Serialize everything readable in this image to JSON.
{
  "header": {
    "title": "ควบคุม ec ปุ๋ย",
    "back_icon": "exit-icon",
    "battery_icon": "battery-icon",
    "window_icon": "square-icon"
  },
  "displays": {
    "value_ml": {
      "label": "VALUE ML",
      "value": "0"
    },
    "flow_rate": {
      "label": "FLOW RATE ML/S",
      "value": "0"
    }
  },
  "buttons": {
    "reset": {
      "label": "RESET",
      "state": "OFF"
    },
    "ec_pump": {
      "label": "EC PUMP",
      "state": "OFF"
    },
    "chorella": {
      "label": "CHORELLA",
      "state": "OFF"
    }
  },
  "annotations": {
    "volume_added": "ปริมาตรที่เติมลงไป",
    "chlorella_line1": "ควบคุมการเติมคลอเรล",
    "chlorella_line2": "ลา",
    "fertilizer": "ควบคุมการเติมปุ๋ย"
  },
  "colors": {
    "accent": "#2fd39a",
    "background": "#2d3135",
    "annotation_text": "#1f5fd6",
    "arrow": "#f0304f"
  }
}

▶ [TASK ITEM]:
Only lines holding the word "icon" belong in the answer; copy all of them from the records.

▶ [EXPECTED OUTPUT]:
    "back_icon": "exit-icon",
    "battery_icon": "battery-icon",
    "window_icon": "square-icon"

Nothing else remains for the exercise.